[Source records]
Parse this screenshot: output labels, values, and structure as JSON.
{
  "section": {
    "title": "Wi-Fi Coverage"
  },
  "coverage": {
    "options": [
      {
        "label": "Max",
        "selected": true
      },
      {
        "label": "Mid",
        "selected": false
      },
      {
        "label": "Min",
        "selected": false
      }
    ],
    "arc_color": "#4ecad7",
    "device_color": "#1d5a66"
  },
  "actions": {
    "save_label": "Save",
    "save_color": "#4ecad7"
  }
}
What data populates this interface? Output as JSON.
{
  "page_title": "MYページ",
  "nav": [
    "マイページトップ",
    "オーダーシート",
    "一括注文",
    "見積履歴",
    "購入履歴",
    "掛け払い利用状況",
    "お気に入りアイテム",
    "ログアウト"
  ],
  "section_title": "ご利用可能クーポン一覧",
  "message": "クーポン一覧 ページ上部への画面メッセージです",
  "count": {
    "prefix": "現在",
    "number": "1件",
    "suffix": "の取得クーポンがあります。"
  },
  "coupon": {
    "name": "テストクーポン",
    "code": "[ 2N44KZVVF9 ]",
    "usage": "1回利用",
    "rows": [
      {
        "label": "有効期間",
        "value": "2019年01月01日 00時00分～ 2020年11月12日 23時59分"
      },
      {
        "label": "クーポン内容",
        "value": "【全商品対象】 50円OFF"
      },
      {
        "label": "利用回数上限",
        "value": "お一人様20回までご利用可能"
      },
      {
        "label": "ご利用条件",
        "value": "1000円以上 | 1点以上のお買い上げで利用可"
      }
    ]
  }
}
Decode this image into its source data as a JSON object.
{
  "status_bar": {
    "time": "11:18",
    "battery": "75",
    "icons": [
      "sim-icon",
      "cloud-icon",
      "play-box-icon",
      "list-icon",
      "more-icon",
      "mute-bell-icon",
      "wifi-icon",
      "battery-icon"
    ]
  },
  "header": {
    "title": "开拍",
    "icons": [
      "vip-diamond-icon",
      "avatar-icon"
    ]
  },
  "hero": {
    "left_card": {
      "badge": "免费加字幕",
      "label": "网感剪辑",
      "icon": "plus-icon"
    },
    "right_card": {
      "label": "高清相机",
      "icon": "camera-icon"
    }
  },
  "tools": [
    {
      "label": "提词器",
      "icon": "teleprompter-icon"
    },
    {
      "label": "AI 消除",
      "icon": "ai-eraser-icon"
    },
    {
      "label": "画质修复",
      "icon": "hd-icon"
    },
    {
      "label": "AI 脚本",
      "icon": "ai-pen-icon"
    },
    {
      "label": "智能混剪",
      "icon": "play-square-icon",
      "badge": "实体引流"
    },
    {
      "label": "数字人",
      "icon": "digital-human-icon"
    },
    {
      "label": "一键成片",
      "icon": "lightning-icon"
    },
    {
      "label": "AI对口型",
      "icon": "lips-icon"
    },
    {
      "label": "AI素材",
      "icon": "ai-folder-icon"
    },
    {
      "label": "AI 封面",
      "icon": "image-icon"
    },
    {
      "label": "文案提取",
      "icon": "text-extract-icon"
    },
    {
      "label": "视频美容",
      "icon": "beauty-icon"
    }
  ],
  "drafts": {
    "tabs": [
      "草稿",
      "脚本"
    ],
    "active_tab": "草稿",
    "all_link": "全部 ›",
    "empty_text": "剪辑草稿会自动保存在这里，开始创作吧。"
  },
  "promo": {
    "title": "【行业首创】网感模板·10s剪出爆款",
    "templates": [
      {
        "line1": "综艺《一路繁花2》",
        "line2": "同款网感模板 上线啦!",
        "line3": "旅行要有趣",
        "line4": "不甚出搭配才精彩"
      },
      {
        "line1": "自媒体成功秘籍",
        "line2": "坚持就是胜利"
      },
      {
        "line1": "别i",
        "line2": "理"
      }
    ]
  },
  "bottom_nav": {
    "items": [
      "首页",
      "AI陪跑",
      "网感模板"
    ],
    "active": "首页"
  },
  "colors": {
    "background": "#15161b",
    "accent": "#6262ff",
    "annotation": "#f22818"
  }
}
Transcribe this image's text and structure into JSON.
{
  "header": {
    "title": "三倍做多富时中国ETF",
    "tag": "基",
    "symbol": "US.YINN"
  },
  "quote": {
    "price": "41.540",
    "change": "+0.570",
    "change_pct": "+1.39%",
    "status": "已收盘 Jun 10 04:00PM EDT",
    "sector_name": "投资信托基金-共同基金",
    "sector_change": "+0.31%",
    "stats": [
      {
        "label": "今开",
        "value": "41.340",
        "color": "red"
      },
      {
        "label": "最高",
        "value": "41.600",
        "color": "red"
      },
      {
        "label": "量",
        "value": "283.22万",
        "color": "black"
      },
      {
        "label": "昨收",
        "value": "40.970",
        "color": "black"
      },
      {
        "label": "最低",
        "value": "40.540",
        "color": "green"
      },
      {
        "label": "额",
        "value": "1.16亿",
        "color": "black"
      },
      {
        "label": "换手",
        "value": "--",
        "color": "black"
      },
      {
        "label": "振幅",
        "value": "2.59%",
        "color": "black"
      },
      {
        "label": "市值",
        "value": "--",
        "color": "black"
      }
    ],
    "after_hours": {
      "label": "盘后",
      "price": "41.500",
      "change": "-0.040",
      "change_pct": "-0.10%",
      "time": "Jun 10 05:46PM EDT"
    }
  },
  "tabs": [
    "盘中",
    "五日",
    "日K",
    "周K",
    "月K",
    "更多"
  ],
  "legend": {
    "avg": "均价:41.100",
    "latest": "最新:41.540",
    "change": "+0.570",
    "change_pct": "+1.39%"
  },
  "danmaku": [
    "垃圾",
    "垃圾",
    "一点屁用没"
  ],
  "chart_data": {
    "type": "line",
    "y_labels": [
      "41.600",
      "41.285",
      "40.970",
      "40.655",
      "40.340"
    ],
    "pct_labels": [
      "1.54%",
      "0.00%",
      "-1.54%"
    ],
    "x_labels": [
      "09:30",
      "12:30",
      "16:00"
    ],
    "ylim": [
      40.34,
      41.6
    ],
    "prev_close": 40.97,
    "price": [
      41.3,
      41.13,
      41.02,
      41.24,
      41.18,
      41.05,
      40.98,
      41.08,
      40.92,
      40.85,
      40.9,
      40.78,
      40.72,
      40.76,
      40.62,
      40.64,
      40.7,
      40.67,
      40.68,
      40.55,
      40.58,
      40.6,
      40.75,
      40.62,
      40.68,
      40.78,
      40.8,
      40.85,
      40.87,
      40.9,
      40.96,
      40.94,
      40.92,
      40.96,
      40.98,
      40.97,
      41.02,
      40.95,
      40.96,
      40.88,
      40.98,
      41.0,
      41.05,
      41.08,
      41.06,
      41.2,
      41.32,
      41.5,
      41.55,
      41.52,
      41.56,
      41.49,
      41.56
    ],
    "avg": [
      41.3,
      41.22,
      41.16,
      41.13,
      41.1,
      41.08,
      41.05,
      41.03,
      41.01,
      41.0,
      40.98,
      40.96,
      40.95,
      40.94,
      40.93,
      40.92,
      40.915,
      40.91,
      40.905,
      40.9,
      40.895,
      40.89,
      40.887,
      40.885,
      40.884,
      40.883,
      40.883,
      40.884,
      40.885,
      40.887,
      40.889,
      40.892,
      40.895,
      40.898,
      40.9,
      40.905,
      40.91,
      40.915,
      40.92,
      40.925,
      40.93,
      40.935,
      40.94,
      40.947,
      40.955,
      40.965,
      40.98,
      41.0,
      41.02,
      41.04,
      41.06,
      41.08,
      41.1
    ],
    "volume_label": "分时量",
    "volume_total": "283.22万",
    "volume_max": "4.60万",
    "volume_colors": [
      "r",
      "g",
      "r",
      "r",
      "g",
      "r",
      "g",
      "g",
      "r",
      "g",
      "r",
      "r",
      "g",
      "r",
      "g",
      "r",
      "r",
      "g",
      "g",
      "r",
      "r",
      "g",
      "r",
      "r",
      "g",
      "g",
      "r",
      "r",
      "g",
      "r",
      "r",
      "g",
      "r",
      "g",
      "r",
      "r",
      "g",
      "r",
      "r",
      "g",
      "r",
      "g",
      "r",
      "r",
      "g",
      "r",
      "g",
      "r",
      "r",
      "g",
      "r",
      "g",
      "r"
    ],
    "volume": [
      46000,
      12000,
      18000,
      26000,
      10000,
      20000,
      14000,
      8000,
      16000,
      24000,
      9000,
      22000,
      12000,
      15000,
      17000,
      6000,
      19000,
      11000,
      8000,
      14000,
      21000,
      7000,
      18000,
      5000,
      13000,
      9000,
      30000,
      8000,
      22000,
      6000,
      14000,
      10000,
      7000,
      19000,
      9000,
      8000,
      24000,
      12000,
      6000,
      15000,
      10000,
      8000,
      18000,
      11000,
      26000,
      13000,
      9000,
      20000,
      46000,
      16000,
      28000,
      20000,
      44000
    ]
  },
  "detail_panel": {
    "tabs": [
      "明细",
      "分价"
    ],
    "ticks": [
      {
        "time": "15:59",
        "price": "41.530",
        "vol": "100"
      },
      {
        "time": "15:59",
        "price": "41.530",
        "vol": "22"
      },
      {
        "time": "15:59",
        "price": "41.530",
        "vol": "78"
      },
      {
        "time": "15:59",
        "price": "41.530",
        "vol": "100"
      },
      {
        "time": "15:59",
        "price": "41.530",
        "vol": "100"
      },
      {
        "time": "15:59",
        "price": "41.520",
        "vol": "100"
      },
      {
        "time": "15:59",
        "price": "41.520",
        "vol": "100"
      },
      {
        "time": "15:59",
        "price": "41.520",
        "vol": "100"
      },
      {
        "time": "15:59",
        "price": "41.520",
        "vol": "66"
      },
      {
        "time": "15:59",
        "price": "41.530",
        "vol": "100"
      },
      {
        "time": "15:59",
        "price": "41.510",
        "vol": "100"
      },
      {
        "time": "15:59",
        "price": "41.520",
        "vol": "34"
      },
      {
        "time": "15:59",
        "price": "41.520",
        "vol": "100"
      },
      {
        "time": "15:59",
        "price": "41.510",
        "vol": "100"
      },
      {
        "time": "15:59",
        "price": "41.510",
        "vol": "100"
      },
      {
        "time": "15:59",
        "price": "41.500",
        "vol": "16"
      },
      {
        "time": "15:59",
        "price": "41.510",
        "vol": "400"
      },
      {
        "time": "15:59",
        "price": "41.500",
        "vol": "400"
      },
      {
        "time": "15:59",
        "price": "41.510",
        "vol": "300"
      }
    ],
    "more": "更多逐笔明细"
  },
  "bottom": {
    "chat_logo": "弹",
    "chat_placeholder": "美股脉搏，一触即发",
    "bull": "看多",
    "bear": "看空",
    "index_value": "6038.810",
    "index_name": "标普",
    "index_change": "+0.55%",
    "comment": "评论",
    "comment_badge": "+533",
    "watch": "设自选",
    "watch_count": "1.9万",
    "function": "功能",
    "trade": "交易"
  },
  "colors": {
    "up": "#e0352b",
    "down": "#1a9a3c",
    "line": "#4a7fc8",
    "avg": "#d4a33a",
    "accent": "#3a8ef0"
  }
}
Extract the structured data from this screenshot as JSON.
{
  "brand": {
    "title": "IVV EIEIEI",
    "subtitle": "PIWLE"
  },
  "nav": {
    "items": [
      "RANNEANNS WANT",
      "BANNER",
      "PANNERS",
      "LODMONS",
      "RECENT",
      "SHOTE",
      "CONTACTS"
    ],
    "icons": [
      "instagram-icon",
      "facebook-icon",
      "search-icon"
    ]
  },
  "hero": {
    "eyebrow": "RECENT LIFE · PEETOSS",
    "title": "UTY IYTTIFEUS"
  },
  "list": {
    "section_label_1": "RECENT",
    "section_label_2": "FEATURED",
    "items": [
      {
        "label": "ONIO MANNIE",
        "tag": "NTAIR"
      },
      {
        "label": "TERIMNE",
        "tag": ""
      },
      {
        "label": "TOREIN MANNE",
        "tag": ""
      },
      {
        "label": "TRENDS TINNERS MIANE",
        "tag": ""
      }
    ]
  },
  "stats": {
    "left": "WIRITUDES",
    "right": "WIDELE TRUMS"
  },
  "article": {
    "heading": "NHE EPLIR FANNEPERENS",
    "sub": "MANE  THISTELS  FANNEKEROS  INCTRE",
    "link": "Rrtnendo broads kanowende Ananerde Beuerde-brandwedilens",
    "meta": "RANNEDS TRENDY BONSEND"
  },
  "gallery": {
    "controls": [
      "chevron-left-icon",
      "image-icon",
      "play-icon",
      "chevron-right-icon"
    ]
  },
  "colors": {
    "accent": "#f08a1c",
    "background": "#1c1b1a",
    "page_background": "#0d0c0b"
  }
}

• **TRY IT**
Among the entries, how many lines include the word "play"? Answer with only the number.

• **ANSWER FOR THE TASK**
3